A British Airways flight attendant has died after catching a lethal strain of malaria.
The woman became ill after working on a long-haul flight from Heathrow to Ghana’s capital Accra, Britain’s Sunday Mirror reported.
While staying at a hotel in the city with other BA cabin crew, she started showing signs of the mosquito-borne disease, which typically include fever, fatigue, vomiting and headaches.
All BA aircrew flying to the West African country are given anti malarial tablets and told how to protect themselves while working abroad, the paper reported.
A source spoke of “huge concern about cabin and flight crew flying to Ghana after such a tragic incident”.
Malaria is a constant threat in tropical countries and drug resistance poses a growing problem in 21st-century malaria treatment.
Medical specialists say resistance is now common against all classes of antimalarial drugs save the artemisinins.

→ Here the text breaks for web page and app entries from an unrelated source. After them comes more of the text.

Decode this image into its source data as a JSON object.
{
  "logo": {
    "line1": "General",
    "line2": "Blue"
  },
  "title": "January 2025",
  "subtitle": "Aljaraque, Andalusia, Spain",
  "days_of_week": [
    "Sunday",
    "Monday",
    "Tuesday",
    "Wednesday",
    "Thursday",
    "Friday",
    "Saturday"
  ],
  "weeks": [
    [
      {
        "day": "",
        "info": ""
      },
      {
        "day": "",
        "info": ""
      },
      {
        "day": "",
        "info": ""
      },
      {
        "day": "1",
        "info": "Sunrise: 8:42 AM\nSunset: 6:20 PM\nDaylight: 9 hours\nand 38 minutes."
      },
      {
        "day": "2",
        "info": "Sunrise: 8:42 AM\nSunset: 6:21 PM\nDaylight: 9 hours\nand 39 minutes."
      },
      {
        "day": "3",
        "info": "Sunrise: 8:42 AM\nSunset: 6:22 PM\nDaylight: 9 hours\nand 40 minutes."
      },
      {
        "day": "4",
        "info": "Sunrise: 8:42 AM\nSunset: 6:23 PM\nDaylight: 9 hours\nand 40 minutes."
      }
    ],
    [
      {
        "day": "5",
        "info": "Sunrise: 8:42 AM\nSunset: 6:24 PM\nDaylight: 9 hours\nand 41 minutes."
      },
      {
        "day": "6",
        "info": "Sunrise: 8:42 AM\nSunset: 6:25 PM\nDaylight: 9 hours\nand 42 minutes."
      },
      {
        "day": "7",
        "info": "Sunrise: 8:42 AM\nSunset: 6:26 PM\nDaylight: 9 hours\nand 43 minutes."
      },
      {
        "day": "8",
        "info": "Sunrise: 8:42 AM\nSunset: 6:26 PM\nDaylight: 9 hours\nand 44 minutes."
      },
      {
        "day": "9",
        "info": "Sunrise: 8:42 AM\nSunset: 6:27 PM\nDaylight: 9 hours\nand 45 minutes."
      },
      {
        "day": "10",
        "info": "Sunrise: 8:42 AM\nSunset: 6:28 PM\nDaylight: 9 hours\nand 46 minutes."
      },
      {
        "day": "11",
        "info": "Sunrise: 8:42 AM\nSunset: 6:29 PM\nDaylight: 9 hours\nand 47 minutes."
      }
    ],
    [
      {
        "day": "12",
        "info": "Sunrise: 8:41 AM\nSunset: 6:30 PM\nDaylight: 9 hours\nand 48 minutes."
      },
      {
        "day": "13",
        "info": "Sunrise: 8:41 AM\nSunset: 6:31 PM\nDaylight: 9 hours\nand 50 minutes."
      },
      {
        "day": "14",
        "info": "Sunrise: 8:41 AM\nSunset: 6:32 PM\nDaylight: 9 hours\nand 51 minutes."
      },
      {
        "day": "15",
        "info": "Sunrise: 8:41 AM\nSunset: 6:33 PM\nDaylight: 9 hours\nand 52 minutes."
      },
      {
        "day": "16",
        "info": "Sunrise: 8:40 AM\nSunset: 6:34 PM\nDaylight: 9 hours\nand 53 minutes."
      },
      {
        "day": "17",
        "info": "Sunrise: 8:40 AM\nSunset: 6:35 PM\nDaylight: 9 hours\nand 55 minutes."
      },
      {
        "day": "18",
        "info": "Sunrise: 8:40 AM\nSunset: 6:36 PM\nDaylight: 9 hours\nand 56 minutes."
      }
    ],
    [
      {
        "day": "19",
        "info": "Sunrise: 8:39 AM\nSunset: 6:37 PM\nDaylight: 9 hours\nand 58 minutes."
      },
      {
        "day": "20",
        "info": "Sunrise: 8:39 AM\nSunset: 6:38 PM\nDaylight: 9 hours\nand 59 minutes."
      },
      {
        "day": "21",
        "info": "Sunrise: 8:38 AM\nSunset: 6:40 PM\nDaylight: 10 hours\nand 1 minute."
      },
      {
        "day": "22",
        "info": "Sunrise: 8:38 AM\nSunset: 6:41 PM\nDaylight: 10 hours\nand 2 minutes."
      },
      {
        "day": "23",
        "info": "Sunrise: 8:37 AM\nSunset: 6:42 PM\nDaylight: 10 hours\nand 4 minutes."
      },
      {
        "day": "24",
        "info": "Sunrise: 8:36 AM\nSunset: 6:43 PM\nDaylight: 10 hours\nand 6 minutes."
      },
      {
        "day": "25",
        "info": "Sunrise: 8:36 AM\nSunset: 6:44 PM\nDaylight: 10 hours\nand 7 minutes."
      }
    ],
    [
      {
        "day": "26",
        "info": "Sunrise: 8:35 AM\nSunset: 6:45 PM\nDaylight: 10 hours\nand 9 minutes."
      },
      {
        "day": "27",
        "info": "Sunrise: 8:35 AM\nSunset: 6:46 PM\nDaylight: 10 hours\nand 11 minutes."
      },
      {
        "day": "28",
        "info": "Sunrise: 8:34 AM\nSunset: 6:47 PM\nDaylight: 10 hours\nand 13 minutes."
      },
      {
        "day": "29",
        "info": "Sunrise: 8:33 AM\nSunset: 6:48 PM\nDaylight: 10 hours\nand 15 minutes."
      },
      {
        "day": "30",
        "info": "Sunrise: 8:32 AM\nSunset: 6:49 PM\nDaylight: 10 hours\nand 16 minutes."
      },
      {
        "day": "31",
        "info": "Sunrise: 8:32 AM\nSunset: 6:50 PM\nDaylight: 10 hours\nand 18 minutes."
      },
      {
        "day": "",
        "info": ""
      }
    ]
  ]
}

Wikipedia notes: “Treatment of resistant strains became increasingly dependent on this class of drugs. The cost of artemisinins limits their use in the developing world. Malaria strains found on the Cambodia-Thailand border are resistant to combination therapies that include artemisinins, and may therefore be untreatable.”
The paper said BA refused to discuss details of the tragedy – which happened earlier this month – citing confidentiality.
A BA spokeswoman said cabin crew were given “top strength repellent and fully briefed every time they fly into a malarial area in order to give them the best protection.
“Medication is available to those who wish to use it, either before they fly or when they are at their destination.”
Written by Peter Needham